Dataset content »
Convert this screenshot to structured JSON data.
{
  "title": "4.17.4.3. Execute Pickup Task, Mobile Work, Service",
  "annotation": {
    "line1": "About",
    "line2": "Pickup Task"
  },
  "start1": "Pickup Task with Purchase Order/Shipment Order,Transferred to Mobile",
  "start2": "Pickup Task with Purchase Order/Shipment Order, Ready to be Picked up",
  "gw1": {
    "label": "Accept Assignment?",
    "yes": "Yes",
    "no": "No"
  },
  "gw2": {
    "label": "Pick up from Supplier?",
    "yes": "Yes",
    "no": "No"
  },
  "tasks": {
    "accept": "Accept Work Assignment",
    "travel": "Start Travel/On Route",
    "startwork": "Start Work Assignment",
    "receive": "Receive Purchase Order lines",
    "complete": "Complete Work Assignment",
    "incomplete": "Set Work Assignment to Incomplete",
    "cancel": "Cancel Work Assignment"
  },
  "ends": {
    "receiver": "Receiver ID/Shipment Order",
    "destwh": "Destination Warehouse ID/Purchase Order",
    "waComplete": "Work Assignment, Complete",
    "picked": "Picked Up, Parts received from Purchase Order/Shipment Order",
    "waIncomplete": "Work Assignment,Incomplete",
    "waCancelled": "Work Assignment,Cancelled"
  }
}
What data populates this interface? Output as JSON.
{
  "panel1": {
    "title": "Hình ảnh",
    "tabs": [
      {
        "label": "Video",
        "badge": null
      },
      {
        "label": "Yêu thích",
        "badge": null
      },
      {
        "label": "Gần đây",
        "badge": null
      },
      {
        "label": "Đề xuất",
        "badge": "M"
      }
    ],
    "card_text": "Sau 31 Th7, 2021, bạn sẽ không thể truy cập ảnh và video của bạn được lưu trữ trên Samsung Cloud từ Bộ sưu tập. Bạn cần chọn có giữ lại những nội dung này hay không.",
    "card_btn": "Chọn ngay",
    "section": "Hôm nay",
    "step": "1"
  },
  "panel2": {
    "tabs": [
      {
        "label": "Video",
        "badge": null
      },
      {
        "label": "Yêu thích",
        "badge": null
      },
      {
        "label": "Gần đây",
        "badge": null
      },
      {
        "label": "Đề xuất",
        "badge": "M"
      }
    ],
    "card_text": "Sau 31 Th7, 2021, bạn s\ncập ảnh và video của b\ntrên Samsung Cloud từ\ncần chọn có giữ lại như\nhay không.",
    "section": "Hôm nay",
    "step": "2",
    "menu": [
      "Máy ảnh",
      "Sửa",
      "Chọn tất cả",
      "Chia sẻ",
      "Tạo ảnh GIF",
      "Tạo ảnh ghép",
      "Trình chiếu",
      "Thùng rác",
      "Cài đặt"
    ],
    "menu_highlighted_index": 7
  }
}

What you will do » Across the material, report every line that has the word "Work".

Exercise response »
  "title": "4.17.4.3. Execute Pickup Task, Mobile Work, Service",
    "accept": "Accept Work Assignment",
    "startwork": "Start Work Assignment",
    "complete": "Complete Work Assignment",
    "incomplete": "Set Work Assignment to Incomplete",
    "cancel": "Cancel Work Assignment"
    "waComplete": "Work Assignment, Complete",
    "waIncomplete": "Work Assignment,Incomplete",
    "waCancelled": "Work Assignment,Cancelled"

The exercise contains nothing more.